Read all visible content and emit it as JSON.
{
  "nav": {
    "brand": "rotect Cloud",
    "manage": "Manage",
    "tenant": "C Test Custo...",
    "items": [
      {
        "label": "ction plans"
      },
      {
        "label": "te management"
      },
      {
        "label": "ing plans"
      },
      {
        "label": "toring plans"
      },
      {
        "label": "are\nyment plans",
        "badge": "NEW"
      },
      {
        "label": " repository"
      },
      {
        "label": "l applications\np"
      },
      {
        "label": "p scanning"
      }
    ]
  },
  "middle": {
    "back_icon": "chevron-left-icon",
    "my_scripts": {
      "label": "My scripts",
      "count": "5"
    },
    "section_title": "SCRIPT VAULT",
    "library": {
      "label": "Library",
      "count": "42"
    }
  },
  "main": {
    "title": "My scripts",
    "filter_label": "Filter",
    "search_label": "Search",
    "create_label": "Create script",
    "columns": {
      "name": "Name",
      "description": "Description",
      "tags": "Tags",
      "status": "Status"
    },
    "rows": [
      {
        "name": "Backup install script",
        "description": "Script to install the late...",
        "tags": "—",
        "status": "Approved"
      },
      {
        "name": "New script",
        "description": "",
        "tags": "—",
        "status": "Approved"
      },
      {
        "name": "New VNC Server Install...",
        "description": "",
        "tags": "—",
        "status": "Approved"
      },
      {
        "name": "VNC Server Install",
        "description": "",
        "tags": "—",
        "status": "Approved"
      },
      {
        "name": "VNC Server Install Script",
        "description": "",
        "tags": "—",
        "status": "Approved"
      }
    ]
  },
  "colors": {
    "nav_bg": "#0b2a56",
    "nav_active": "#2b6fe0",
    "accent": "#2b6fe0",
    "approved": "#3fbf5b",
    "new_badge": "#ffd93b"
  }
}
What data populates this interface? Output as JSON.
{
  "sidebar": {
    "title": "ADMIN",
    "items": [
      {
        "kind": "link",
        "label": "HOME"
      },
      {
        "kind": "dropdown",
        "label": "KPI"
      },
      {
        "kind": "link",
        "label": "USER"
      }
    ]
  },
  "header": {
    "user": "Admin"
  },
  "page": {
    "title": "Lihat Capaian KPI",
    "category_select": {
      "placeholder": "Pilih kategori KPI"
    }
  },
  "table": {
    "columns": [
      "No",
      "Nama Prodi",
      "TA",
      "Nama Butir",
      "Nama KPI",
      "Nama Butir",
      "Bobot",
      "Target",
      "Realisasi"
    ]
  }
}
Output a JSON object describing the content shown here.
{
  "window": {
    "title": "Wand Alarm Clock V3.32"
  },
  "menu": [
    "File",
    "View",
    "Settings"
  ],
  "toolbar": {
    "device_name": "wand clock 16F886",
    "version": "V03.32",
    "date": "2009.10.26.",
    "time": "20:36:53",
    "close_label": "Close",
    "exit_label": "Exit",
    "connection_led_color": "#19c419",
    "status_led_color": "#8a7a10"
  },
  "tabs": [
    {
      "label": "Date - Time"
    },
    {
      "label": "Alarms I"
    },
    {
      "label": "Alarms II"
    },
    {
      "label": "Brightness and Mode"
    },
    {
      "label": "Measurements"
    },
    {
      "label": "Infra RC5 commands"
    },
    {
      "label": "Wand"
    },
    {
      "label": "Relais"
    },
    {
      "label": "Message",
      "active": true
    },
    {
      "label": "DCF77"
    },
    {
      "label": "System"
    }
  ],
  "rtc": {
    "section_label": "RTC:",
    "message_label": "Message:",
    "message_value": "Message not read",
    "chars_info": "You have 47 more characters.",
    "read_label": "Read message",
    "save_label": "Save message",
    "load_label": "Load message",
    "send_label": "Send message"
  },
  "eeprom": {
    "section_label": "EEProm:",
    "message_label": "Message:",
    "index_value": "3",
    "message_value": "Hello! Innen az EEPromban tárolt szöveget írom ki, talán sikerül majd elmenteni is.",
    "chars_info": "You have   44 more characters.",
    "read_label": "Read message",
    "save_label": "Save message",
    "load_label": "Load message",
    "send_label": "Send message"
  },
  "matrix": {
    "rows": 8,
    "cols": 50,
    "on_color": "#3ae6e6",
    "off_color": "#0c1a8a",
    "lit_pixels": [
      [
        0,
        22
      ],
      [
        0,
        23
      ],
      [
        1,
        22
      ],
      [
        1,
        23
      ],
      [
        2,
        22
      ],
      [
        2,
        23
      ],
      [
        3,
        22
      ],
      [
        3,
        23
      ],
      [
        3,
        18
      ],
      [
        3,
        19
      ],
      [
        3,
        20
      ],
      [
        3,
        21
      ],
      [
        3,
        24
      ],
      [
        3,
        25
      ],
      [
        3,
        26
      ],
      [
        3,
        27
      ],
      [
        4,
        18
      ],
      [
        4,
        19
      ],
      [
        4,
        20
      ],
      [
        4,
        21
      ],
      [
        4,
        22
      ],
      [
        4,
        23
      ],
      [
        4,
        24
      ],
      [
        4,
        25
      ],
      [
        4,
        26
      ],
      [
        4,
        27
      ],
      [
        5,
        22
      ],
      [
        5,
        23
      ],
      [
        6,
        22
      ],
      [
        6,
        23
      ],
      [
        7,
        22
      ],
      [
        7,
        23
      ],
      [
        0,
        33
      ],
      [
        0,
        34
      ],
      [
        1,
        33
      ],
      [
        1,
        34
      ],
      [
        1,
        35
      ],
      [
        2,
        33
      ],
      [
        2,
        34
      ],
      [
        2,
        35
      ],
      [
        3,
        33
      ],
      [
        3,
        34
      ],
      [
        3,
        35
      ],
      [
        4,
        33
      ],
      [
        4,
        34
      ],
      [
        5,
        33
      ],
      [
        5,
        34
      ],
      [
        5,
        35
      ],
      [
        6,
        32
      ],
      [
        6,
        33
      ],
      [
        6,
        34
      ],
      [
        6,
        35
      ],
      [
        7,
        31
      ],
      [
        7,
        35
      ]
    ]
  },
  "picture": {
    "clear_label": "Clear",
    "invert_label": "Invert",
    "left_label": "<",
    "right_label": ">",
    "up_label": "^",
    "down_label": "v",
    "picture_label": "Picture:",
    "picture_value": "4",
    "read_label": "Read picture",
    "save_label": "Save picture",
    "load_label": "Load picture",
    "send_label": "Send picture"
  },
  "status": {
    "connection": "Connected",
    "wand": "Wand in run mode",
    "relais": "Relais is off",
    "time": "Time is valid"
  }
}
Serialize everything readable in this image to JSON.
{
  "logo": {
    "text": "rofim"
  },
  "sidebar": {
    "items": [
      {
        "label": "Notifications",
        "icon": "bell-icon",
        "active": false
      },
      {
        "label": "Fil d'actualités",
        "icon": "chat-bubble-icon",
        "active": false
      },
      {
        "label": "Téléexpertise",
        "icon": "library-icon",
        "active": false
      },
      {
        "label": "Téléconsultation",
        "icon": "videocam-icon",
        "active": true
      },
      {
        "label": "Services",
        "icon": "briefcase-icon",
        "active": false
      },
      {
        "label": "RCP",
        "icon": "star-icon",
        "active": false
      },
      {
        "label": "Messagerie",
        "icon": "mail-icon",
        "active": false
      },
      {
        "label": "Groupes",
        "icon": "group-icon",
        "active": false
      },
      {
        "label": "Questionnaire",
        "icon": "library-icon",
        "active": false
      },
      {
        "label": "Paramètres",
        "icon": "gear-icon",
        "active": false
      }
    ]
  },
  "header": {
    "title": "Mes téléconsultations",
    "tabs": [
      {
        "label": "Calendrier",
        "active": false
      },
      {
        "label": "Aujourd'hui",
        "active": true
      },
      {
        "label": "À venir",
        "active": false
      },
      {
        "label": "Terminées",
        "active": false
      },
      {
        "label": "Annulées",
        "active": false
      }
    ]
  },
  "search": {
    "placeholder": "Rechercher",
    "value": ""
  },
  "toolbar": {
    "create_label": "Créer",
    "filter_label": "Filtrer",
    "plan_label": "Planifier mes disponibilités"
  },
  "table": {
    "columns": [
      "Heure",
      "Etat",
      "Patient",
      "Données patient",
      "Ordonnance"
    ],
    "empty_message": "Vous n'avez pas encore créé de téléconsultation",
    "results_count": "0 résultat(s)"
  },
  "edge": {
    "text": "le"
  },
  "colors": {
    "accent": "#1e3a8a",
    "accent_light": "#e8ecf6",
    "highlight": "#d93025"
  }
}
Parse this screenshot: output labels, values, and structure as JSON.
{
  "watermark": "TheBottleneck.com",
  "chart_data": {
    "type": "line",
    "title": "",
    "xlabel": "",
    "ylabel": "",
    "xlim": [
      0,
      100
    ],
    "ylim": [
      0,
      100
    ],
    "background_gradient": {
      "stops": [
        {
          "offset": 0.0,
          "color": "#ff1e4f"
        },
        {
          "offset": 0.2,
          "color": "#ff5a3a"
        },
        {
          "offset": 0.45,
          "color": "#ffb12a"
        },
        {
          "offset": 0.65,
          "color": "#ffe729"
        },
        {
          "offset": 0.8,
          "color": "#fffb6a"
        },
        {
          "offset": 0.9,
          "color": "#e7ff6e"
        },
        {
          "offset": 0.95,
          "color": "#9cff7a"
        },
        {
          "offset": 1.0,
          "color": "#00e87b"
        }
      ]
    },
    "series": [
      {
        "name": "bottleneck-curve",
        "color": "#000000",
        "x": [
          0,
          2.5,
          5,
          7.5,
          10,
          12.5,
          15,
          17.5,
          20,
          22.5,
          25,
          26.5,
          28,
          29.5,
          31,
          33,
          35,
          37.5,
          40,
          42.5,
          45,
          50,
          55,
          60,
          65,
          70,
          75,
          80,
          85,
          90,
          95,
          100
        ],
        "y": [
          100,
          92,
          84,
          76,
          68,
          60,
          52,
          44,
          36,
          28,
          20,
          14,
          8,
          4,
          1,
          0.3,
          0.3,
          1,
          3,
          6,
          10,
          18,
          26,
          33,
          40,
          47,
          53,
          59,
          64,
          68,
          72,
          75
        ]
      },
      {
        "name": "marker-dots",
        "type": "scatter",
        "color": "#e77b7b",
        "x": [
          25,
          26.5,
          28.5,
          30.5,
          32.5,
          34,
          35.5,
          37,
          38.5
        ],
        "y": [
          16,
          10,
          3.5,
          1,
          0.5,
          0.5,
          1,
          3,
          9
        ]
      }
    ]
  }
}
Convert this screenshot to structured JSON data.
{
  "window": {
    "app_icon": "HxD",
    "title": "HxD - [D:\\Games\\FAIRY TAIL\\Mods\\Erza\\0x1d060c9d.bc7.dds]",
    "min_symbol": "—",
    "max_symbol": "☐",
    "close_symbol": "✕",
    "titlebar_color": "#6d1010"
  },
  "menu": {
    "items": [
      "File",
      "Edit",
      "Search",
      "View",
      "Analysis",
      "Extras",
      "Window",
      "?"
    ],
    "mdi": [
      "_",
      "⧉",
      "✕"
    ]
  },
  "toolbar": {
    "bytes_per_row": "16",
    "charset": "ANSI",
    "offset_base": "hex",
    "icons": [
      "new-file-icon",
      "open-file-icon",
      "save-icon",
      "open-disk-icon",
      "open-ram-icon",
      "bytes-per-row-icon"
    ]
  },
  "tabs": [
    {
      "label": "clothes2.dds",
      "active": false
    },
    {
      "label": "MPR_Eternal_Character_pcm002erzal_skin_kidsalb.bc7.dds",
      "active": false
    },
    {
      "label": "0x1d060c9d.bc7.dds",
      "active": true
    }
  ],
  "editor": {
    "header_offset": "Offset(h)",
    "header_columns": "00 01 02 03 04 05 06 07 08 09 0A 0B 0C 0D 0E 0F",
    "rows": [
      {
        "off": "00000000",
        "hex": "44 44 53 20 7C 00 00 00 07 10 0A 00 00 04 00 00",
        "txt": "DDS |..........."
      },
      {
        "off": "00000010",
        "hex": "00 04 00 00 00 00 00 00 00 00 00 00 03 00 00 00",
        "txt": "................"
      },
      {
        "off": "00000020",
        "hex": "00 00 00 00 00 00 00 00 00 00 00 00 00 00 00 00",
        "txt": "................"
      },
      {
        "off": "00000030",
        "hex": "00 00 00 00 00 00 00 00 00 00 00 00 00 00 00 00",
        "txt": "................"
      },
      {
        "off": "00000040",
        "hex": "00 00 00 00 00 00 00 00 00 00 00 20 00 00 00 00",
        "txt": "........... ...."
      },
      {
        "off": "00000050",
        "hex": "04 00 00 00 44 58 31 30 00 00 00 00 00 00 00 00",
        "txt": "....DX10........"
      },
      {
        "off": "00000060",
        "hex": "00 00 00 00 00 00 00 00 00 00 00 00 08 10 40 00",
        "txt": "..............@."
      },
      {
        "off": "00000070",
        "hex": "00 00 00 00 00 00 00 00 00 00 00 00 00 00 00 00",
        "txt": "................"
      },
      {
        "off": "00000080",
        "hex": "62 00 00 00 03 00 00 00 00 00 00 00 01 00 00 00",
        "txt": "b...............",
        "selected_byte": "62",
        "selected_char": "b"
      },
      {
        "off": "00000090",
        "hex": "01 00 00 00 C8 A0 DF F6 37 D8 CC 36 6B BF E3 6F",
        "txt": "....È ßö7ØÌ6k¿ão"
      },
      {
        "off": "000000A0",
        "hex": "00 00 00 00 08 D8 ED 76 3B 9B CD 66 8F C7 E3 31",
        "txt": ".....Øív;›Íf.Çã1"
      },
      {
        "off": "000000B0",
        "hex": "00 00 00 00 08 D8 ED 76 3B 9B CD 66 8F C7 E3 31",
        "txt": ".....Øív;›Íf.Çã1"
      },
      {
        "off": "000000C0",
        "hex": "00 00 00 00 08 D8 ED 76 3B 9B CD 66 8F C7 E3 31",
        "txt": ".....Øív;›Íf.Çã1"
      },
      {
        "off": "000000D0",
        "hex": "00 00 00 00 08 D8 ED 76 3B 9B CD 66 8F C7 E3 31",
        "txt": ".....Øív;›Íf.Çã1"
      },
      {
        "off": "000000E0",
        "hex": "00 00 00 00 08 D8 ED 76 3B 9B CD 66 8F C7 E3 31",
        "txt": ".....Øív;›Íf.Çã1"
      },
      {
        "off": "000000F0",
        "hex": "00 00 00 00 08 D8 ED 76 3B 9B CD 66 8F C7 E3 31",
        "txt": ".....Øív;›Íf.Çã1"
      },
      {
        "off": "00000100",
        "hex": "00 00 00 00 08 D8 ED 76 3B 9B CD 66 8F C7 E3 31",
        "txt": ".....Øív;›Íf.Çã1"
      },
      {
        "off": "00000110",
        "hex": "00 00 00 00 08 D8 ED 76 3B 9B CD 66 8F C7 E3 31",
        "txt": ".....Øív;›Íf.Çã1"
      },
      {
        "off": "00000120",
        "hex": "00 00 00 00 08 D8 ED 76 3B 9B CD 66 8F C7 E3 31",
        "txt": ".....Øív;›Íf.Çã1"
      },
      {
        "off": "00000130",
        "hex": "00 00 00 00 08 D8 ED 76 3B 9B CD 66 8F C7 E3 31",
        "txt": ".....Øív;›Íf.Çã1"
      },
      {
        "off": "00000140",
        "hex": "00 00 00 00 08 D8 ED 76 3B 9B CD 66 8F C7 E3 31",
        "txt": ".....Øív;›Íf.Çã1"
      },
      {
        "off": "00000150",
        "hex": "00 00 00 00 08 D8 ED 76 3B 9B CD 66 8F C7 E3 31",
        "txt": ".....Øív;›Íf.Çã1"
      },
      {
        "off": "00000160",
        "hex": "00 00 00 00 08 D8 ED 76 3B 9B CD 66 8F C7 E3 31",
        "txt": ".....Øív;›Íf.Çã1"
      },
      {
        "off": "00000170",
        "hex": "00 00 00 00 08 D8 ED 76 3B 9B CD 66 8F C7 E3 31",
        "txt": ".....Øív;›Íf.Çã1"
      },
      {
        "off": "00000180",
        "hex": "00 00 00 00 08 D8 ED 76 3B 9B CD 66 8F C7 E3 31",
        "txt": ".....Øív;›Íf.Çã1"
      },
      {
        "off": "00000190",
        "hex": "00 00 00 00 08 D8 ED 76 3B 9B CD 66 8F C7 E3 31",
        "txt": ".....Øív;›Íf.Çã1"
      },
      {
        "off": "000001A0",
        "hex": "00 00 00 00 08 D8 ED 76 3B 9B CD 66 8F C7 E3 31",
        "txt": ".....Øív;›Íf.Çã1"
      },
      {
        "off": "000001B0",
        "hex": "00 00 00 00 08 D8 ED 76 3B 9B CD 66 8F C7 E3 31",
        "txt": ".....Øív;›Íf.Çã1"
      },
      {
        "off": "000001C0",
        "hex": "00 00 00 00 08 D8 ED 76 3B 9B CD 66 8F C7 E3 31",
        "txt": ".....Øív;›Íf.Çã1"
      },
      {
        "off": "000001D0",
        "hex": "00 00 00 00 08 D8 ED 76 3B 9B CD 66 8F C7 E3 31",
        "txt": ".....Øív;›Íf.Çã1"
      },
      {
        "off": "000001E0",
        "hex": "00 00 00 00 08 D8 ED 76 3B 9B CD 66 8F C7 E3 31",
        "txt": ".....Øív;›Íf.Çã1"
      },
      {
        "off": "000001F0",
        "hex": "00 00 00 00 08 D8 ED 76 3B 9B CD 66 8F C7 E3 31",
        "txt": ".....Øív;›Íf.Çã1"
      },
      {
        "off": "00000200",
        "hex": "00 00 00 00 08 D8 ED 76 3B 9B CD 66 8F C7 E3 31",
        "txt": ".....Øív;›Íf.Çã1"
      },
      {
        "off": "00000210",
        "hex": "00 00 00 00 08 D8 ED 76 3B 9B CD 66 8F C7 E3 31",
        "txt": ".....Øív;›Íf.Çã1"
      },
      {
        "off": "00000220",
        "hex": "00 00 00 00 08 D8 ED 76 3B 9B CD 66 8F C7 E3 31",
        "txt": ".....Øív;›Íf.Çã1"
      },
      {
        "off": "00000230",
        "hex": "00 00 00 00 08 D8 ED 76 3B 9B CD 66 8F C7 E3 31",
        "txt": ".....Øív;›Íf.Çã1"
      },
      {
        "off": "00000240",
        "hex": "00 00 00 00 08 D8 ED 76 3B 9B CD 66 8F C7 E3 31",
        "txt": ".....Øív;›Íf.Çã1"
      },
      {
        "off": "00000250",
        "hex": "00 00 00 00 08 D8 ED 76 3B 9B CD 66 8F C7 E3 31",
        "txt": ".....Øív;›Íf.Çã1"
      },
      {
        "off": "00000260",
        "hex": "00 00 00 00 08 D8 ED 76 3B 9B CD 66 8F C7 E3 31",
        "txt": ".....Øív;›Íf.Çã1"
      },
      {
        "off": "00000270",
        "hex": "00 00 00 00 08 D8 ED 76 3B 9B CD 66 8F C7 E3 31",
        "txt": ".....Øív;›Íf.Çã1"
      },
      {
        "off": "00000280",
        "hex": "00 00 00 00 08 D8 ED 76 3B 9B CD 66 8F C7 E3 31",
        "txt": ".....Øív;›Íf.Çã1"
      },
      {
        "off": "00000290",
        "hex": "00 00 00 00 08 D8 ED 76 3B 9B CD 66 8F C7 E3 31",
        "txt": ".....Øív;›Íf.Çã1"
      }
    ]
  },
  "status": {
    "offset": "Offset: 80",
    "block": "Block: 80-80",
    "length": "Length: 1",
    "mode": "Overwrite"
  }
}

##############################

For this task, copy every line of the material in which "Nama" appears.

      "Nama Prodi",
      "Nama Butir",
      "Nama KPI",
      "Nama Butir",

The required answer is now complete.